Figure 1 shows H2/air experiments. Before acetonitrile injection, as expected, the current was larger for lower cell voltages. The evolution of the open circuit voltage case (OCV) is also depicted. After the acetonitrile injection was initiated, the currents decreased by 71, 92 and ~100 % within approximately 10 hours for cell voltages of respectively 0.55, 0.65 and 0.85 V. For the OCV test, a 9 % decrease is observed in approximately 15 min followed by a steady state. These current and voltage decreases are partly due to acetonitrile adsorption on the Pt surface. Ohmic resistance changes also played a role with a contribution that increased with the cell potential, which is indicative of an acetonitrile oxidation product being absorbed by the membrane and ionomer. These results and membrane conductivity cell, CV and GC/MS data will be synthesized into a reaction mechanism.

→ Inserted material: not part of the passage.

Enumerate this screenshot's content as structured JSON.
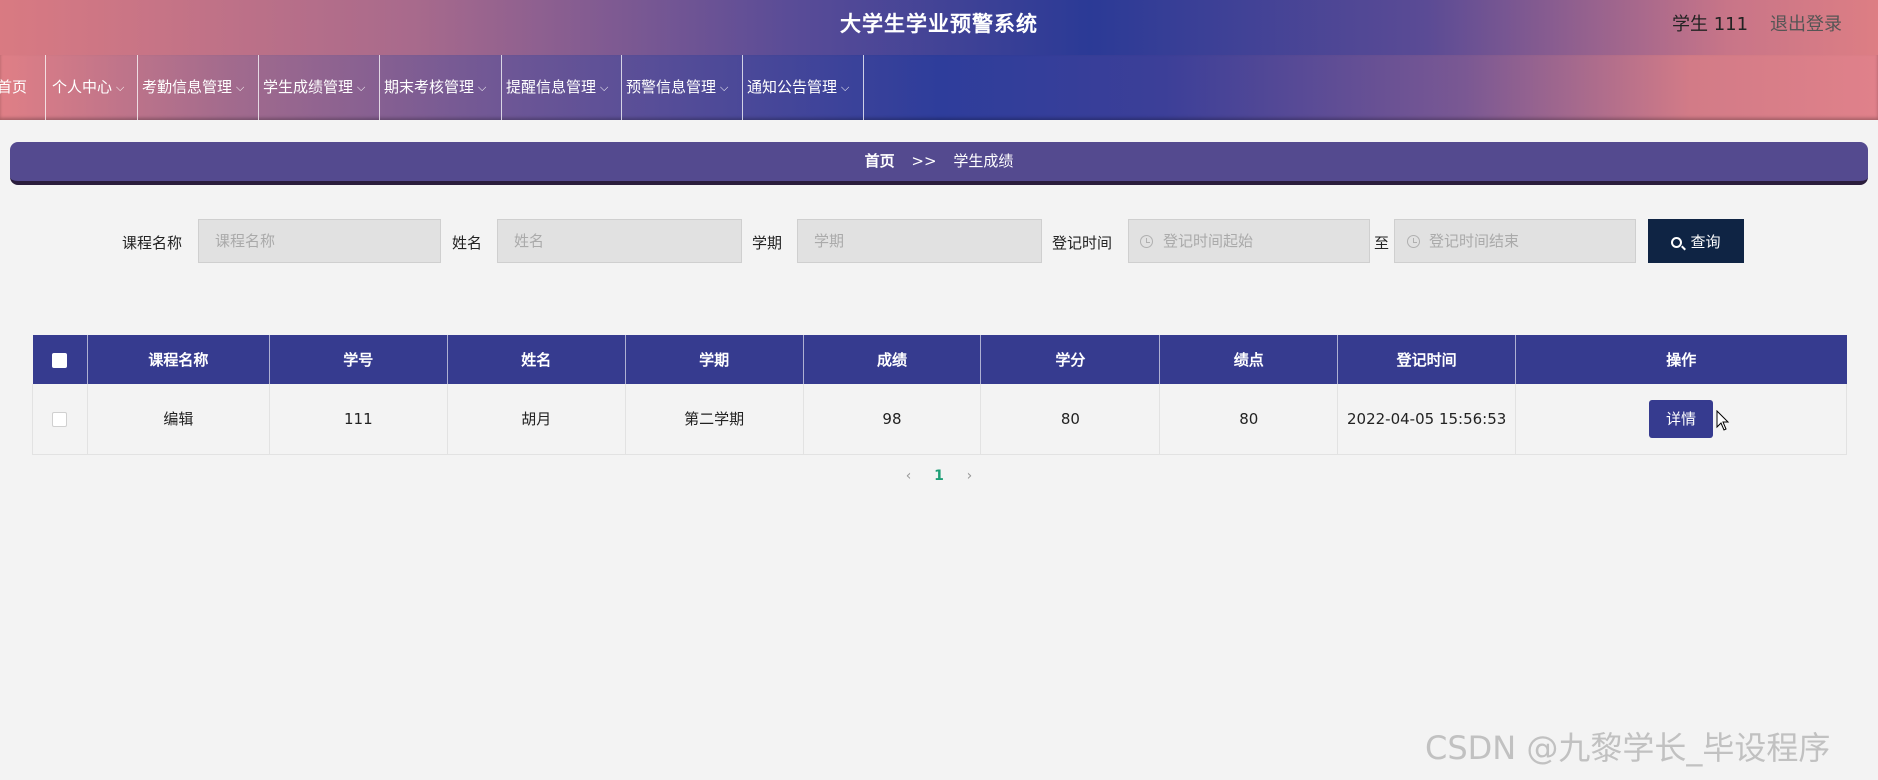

This work is supported by the Department of Energy (DE-EE0000467) and the Office of Naval Research (N00014-11-1-0391). Authors are also grateful to the Hawaiian Electric Company for their ongoing support to the operations of the Hawaii Sustainable Energy Research Facility.


  1. J. St-Pierre, in Polymer Electrolyte Fuel Cell Durability, F. N. Büchi, M. Inaba, and T. J. Schmidt, Editors, p. 289, Springer (2009).
  2. J. St-Pierre, M. S. Angelo, and Y. Zhai, J. Electrochem. Soc., 161, F280 (2014).